**Activity**: Take each line of the records below that contains the string "icon" and copy it.

**Stored entries**:
┏━━

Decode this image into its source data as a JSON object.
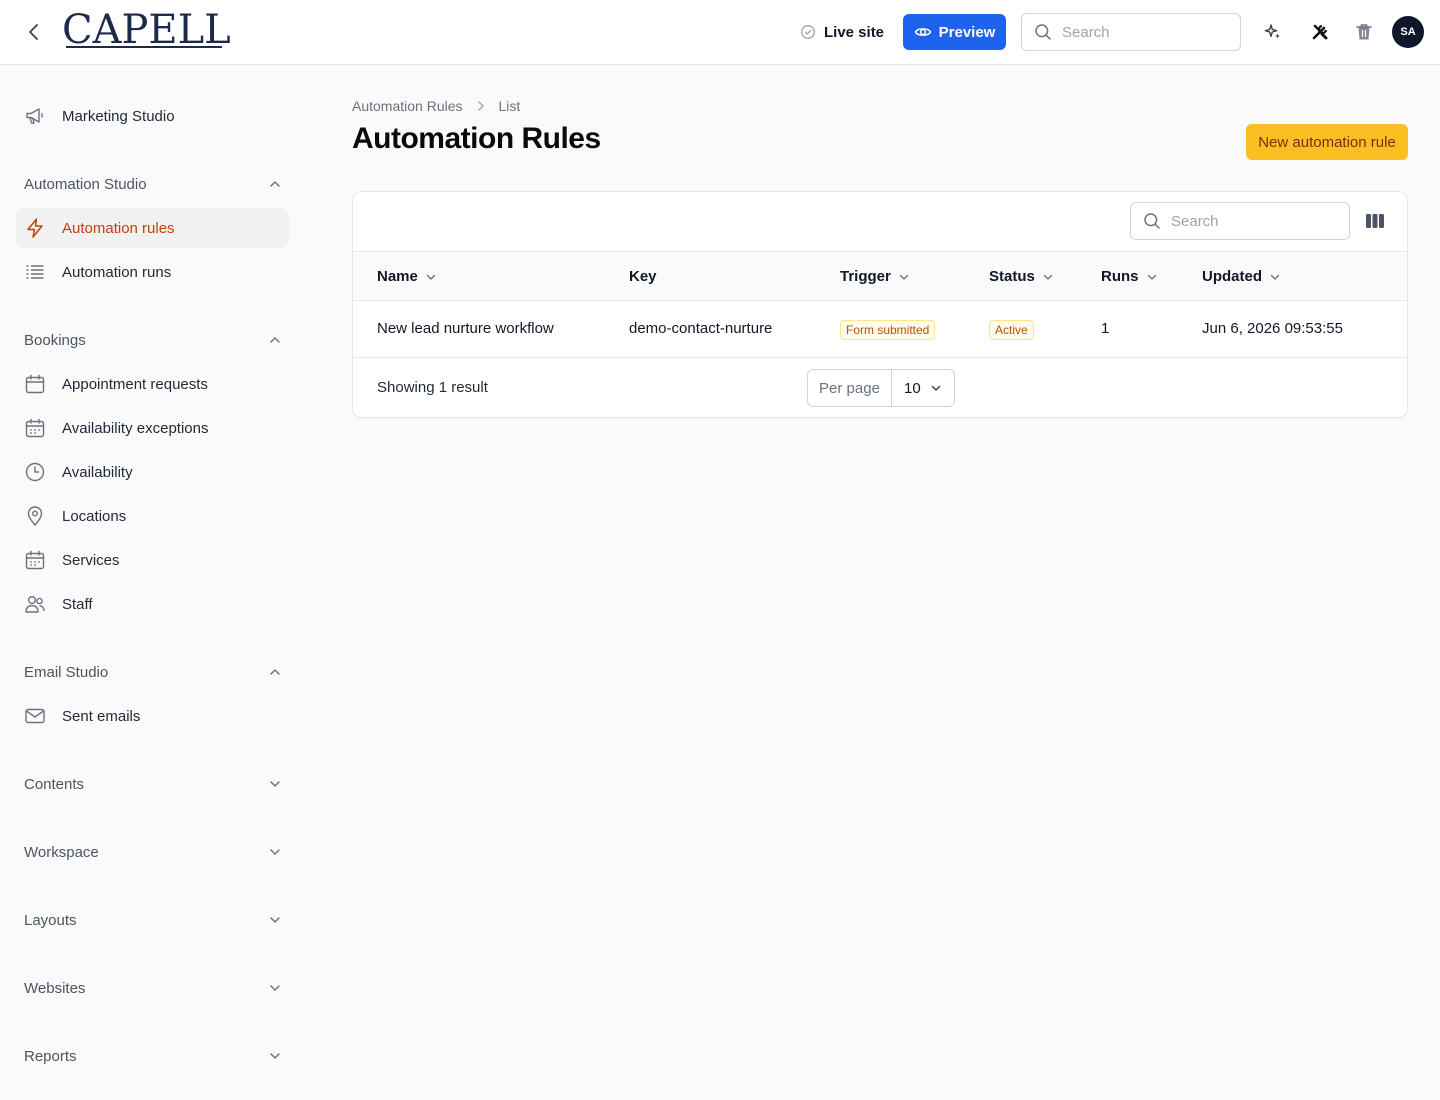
{
  "header": {
    "logo_text": "CAPELL",
    "live_site_label": "Live site",
    "preview_label": "Preview",
    "search_placeholder": "Search",
    "avatar_initials": "SA",
    "brand_color": "#1d63ed"
  },
  "sidebar": {
    "top_item": "Marketing Studio",
    "groups": [
      {
        "label": "Automation Studio",
        "expanded": true,
        "items": [
          {
            "label": "Automation rules",
            "icon": "bolt-icon",
            "active": true
          },
          {
            "label": "Automation runs",
            "icon": "list-icon",
            "active": false
          }
        ]
      },
      {
        "label": "Bookings",
        "expanded": true,
        "items": [
          {
            "label": "Appointment requests",
            "icon": "calendar-icon"
          },
          {
            "label": "Availability exceptions",
            "icon": "calendar-days-icon"
          },
          {
            "label": "Availability",
            "icon": "clock-icon"
          },
          {
            "label": "Locations",
            "icon": "map-pin-icon"
          },
          {
            "label": "Services",
            "icon": "calendar-days-icon"
          },
          {
            "label": "Staff",
            "icon": "users-icon"
          }
        ]
      },
      {
        "label": "Email Studio",
        "expanded": true,
        "items": [
          {
            "label": "Sent emails",
            "icon": "envelope-icon"
          }
        ]
      },
      {
        "label": "Contents",
        "expanded": false,
        "items": []
      },
      {
        "label": "Workspace",
        "expanded": false,
        "items": []
      },
      {
        "label": "Layouts",
        "expanded": false,
        "items": []
      },
      {
        "label": "Websites",
        "expanded": false,
        "items": []
      },
      {
        "label": "Reports",
        "expanded": false,
        "items": []
      }
    ],
    "active_color": "#c2410c"
  },
  "main": {
    "breadcrumb": [
      "Automation Rules",
      "List"
    ],
    "title": "Automation Rules",
    "new_button_label": "New automation rule",
    "accent_color": "#fbbf24",
    "table": {
      "search_placeholder": "Search",
      "columns": [
        "Name",
        "Key",
        "Trigger",
        "Status",
        "Runs",
        "Updated"
      ],
      "rows": [
        {
          "name": "New lead nurture workflow",
          "key": "demo-contact-nurture",
          "trigger": "Form submitted",
          "status": "Active",
          "runs": "1",
          "updated": "Jun 6, 2026 09:53:55"
        }
      ],
      "footer_text": "Showing 1 result",
      "per_page_label": "Per page",
      "per_page_value": "10"
    }
  }
}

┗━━

**Result of the task**:
            "icon": "bolt-icon",
            "icon": "list-icon",
            "icon": "calendar-icon"
            "icon": "calendar-days-icon"
            "icon": "clock-icon"
            "icon": "map-pin-icon"
            "icon": "calendar-days-icon"
            "icon": "users-icon"
            "icon": "envelope-icon"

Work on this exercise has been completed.